* **Assignment**
Whenever a line in the records below holds the string "league", copy it out.

____ Data to process

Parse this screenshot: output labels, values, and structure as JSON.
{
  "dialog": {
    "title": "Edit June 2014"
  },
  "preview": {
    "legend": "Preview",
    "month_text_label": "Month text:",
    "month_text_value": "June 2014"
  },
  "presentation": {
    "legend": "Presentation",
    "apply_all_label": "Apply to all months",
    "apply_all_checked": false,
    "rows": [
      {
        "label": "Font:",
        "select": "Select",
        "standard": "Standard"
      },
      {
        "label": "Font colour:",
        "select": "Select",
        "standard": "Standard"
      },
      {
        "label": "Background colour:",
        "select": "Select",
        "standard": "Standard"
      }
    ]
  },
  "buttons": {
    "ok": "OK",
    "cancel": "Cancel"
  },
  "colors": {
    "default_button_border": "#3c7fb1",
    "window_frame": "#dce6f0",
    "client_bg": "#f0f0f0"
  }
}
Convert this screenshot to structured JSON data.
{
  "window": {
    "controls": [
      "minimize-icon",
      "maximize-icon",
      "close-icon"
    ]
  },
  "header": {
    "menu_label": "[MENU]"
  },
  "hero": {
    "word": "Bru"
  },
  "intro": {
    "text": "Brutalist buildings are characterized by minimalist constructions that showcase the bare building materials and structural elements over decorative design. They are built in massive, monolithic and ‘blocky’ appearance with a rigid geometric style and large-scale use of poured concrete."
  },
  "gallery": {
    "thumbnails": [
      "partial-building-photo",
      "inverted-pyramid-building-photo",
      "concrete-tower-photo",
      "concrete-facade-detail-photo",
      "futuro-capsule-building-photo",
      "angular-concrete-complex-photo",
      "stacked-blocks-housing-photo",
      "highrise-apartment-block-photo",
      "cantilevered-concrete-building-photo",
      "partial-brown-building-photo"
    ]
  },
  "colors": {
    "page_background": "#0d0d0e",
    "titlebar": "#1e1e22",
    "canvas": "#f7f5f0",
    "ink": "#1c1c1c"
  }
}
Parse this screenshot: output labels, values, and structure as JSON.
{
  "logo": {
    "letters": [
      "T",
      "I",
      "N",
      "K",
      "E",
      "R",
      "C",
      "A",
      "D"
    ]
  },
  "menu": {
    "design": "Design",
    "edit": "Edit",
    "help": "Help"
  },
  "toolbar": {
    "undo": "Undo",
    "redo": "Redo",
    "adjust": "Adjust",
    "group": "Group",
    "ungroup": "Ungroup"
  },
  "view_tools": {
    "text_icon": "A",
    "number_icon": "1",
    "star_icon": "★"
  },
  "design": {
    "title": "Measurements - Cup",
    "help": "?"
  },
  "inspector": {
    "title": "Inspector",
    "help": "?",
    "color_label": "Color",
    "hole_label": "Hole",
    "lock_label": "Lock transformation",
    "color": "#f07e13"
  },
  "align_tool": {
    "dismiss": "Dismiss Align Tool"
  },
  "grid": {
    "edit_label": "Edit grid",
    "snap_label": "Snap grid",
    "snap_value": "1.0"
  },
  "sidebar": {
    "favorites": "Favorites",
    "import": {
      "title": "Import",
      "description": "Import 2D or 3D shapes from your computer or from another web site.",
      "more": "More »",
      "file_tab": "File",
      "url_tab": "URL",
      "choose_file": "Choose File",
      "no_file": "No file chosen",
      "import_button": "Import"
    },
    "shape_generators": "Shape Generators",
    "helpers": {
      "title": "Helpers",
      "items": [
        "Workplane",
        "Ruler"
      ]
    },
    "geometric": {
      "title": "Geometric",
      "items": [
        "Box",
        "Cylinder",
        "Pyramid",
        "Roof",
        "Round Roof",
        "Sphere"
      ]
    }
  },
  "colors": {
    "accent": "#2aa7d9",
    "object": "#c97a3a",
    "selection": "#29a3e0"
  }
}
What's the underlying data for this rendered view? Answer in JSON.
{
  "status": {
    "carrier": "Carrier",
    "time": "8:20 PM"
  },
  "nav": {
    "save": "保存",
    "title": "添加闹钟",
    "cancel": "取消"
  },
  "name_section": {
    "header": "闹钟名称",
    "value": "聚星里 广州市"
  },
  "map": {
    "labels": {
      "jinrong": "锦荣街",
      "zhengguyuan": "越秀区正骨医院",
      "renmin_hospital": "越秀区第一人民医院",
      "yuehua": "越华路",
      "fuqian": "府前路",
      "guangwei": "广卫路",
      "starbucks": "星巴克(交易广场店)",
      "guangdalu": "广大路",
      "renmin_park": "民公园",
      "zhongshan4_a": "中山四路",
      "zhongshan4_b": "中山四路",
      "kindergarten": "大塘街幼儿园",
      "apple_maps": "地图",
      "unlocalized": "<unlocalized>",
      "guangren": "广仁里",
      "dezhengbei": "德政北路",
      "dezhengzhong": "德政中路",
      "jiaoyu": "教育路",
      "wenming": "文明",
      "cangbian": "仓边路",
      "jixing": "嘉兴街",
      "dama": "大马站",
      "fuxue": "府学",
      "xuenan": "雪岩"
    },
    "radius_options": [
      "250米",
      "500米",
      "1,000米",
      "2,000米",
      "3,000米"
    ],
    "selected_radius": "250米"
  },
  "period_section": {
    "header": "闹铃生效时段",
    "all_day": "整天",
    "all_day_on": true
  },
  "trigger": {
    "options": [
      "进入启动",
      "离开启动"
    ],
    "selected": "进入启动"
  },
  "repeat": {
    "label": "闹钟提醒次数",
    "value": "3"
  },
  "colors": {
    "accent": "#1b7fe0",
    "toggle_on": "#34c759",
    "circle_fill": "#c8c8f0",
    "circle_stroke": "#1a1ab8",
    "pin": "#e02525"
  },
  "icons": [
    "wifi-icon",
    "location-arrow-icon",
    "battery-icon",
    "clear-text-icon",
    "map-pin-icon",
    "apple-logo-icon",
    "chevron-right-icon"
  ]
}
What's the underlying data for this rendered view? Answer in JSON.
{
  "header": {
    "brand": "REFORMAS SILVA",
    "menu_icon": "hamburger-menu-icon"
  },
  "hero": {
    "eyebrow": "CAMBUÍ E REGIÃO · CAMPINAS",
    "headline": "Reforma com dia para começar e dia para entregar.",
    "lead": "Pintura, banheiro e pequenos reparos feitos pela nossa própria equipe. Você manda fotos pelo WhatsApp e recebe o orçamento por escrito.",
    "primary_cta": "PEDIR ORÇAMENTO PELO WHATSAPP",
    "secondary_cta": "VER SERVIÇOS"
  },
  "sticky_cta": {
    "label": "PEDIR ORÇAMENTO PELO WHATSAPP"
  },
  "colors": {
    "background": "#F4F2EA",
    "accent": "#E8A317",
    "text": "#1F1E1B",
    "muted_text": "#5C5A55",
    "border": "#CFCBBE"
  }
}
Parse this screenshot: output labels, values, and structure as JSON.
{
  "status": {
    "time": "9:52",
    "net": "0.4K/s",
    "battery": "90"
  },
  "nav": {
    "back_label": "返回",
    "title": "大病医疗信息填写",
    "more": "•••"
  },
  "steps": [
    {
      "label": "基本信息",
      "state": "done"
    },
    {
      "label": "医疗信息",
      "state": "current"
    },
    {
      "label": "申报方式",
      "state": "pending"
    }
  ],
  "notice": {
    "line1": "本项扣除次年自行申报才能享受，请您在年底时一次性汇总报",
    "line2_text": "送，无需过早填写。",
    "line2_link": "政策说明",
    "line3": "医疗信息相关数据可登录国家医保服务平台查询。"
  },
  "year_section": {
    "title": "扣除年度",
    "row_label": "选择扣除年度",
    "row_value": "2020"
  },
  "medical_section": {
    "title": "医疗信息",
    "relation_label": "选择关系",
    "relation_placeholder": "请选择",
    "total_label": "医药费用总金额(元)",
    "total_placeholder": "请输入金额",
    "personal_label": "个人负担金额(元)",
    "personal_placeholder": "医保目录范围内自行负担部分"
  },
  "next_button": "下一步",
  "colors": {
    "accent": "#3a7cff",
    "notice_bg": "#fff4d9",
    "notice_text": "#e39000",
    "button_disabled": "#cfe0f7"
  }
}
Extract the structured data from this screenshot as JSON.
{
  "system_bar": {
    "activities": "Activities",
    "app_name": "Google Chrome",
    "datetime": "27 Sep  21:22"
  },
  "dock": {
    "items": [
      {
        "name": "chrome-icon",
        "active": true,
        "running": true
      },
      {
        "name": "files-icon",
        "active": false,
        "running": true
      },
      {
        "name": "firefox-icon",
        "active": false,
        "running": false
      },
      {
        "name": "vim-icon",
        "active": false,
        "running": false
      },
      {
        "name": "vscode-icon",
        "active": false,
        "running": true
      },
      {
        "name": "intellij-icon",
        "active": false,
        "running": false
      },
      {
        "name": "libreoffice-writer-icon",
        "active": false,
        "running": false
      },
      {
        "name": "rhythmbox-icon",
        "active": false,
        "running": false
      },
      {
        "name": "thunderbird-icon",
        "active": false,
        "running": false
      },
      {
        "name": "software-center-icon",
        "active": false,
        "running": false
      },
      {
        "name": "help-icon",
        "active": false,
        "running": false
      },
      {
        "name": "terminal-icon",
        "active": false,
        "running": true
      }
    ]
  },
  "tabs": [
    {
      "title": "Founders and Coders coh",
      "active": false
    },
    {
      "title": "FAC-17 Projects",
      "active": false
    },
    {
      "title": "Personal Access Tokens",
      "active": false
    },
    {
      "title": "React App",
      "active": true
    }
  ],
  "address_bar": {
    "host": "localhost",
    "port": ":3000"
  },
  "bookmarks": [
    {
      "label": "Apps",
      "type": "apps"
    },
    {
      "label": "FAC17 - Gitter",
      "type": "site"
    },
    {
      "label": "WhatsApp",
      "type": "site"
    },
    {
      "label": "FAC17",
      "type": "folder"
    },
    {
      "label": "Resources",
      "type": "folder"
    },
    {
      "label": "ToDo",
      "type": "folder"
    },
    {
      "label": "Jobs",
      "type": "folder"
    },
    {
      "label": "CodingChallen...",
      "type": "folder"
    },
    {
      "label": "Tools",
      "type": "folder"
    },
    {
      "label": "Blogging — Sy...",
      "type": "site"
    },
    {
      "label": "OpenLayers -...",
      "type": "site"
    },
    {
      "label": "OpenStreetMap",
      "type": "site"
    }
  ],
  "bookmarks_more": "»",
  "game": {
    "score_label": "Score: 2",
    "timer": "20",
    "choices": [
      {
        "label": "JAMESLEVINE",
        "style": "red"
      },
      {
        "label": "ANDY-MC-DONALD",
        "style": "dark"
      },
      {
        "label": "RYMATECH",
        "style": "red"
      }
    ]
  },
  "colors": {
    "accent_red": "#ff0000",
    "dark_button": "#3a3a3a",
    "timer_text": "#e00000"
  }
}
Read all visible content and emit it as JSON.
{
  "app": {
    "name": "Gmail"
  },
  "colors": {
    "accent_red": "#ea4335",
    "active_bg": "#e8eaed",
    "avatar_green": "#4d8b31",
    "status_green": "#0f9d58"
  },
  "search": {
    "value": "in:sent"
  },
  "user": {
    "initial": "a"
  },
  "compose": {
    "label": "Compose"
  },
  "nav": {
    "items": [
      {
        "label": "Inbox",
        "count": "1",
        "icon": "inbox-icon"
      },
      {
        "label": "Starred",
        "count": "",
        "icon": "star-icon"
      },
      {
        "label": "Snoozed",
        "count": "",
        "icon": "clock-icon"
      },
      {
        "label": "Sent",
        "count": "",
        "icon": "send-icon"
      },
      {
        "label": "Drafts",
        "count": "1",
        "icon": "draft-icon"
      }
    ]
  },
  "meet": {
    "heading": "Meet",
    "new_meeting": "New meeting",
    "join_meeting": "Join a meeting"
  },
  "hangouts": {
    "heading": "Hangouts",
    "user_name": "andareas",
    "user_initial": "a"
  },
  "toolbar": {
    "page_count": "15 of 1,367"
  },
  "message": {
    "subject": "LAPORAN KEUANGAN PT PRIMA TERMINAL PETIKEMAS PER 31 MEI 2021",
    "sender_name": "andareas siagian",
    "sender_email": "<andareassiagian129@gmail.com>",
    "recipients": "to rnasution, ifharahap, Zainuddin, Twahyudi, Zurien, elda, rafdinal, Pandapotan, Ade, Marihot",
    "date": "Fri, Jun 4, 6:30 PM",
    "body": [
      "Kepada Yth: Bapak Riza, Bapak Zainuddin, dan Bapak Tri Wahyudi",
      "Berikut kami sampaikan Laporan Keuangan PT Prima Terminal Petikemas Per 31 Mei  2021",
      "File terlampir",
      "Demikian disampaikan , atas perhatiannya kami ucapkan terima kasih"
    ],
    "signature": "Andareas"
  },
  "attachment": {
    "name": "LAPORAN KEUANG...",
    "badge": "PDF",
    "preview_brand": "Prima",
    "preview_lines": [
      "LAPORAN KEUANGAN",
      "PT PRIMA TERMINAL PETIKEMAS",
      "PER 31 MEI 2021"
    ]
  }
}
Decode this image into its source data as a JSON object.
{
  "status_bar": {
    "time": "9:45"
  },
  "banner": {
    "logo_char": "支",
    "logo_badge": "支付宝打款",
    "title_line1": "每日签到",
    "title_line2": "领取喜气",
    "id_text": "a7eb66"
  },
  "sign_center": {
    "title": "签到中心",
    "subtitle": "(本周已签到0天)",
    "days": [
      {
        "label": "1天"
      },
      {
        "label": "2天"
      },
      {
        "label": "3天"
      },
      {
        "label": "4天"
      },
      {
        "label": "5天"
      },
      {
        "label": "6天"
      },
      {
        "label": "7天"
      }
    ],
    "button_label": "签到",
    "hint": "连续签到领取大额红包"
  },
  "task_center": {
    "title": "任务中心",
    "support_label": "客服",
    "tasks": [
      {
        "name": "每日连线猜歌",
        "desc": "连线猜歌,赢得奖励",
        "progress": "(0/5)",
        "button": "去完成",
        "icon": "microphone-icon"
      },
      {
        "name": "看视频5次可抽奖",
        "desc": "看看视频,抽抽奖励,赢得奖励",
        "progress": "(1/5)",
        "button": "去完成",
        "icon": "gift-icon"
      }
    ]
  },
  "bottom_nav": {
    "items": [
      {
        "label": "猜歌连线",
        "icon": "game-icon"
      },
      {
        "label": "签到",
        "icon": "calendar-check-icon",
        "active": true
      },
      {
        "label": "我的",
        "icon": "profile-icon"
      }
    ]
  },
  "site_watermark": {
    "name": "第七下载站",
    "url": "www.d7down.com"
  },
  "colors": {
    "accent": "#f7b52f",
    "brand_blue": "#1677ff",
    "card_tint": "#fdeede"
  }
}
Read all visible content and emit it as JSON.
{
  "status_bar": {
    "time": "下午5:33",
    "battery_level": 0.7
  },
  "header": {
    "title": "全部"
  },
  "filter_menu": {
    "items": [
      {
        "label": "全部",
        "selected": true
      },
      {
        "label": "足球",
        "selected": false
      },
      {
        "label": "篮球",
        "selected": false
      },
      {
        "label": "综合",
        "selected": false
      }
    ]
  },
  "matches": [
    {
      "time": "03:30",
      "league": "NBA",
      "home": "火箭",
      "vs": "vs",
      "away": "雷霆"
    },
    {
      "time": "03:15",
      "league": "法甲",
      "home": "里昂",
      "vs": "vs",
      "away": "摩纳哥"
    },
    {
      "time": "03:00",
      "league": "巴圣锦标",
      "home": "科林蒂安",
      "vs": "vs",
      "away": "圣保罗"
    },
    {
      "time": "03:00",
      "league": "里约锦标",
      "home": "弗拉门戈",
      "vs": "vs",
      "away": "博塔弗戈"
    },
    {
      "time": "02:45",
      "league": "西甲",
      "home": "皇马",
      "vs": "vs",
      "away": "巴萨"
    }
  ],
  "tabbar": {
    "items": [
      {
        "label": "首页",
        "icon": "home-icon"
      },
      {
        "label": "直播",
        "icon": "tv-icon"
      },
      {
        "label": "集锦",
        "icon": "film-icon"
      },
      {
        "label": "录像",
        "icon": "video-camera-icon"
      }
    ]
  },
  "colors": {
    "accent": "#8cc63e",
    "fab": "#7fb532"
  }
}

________

* **Response to this task**
      "league": "NBA",
      "league": "法甲",
      "league": "巴圣锦标",
      "league": "里约锦标",
      "league": "西甲",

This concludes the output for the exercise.